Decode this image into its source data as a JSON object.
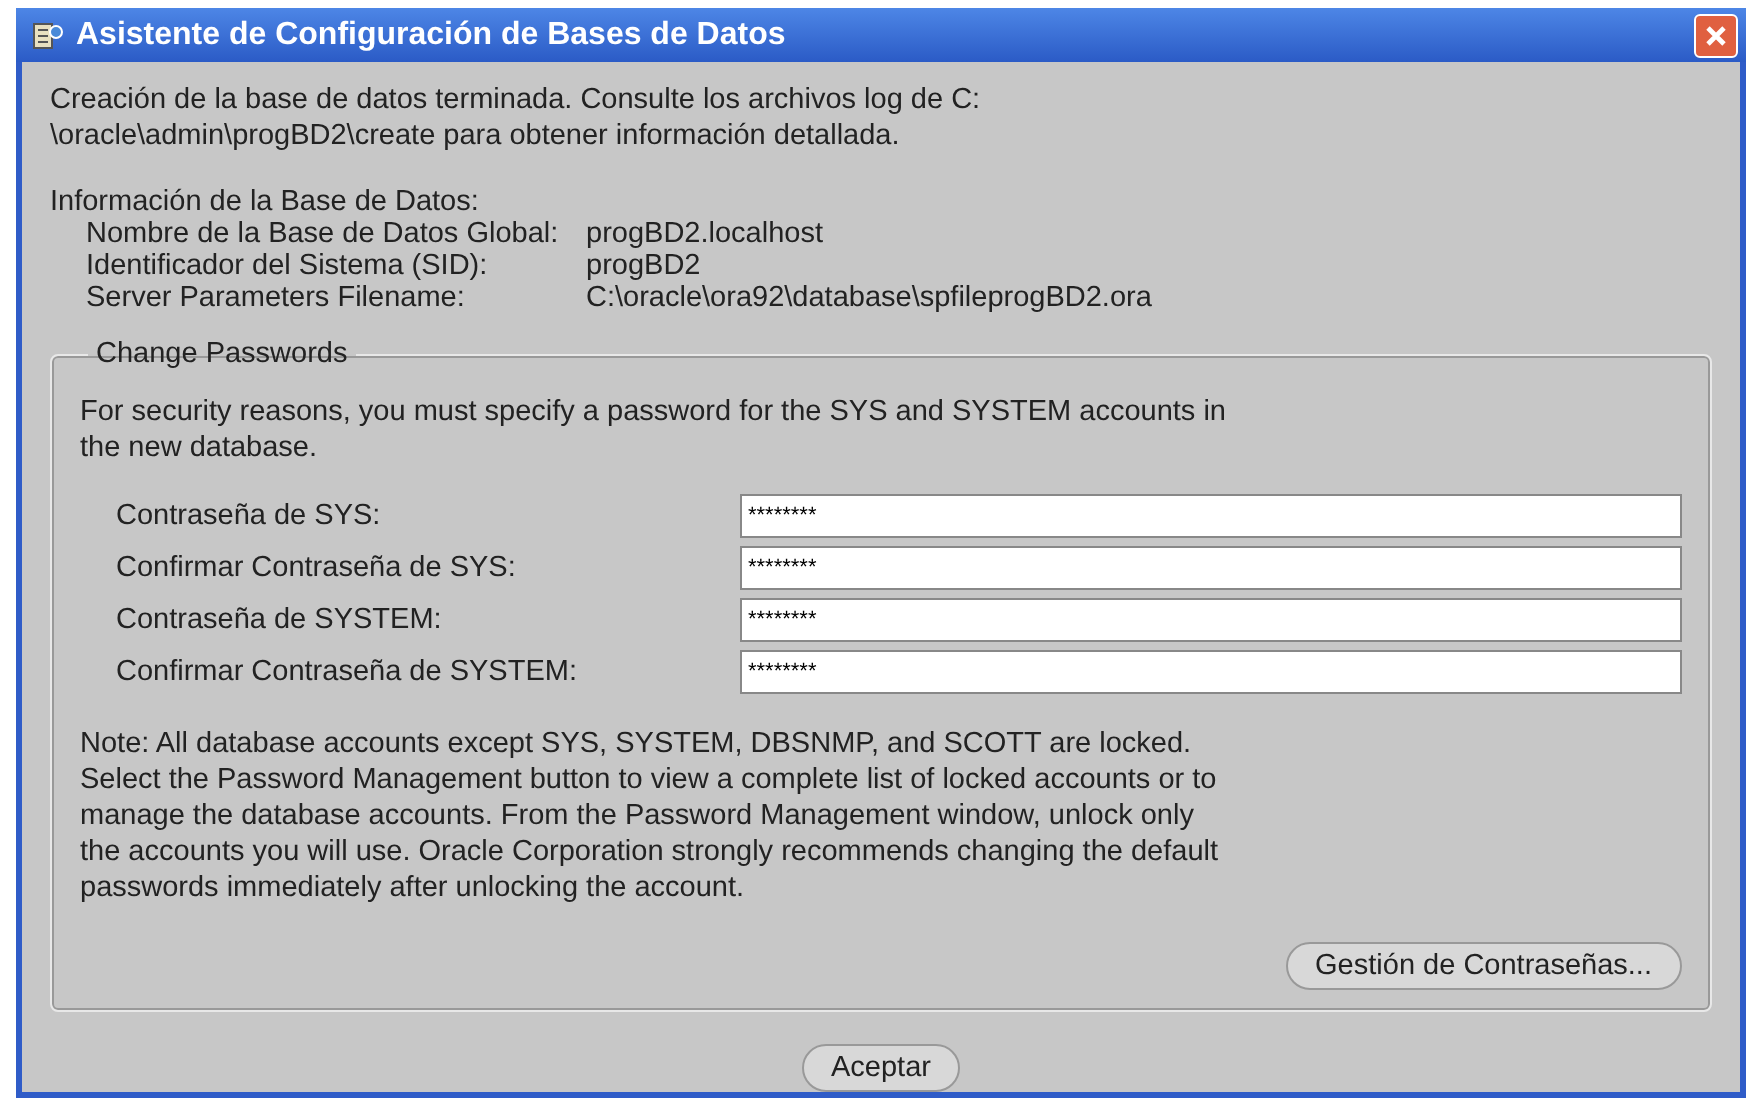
{
  "window": {
    "title": "Asistente de Configuración de Bases de Datos"
  },
  "message_lines": [
    "Creación de la base de datos terminada. Consulte los archivos log de C:",
    "\\oracle\\admin\\progBD2\\create para obtener información detallada."
  ],
  "info": {
    "heading": "Información de la Base de Datos:",
    "rows": [
      {
        "label": "Nombre de la Base de Datos Global:",
        "value": "progBD2.localhost"
      },
      {
        "label": "Identificador del Sistema (SID):",
        "value": "progBD2"
      },
      {
        "label": "Server Parameters Filename:",
        "value": "C:\\oracle\\ora92\\database\\spfileprogBD2.ora"
      }
    ]
  },
  "passwords": {
    "legend": "Change Passwords",
    "intro_lines": [
      "For security reasons, you must specify a password for the SYS and SYSTEM accounts in",
      "the new database."
    ],
    "fields": [
      {
        "label": "Contraseña de SYS:",
        "value": "********"
      },
      {
        "label": "Confirmar Contraseña de SYS:",
        "value": "********"
      },
      {
        "label": "Contraseña de SYSTEM:",
        "value": "********"
      },
      {
        "label": "Confirmar Contraseña de SYSTEM:",
        "value": "********"
      }
    ],
    "note_lines": [
      "Note: All database accounts except SYS, SYSTEM, DBSNMP, and SCOTT are locked.",
      "Select the Password Management button to view a complete list of locked accounts or to",
      "manage the database accounts. From the Password Management window, unlock only",
      "the accounts you will use. Oracle Corporation strongly recommends changing the default",
      "passwords immediately after unlocking the account."
    ],
    "button": "Gestión de Contraseñas..."
  },
  "ok_button": "Aceptar"
}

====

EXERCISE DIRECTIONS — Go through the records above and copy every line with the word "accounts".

WRITTEN SOLUTION —
      "For security reasons, you must specify a password for the SYS and SYSTEM accounts in",
      "Note: All database accounts except SYS, SYSTEM, DBSNMP, and SCOTT are locked.",
      "Select the Password Management button to view a complete list of locked accounts or to",
      "manage the database accounts. From the Password Management window, unlock only",
      "the accounts you will use. Oracle Corporation strongly recommends changing the default",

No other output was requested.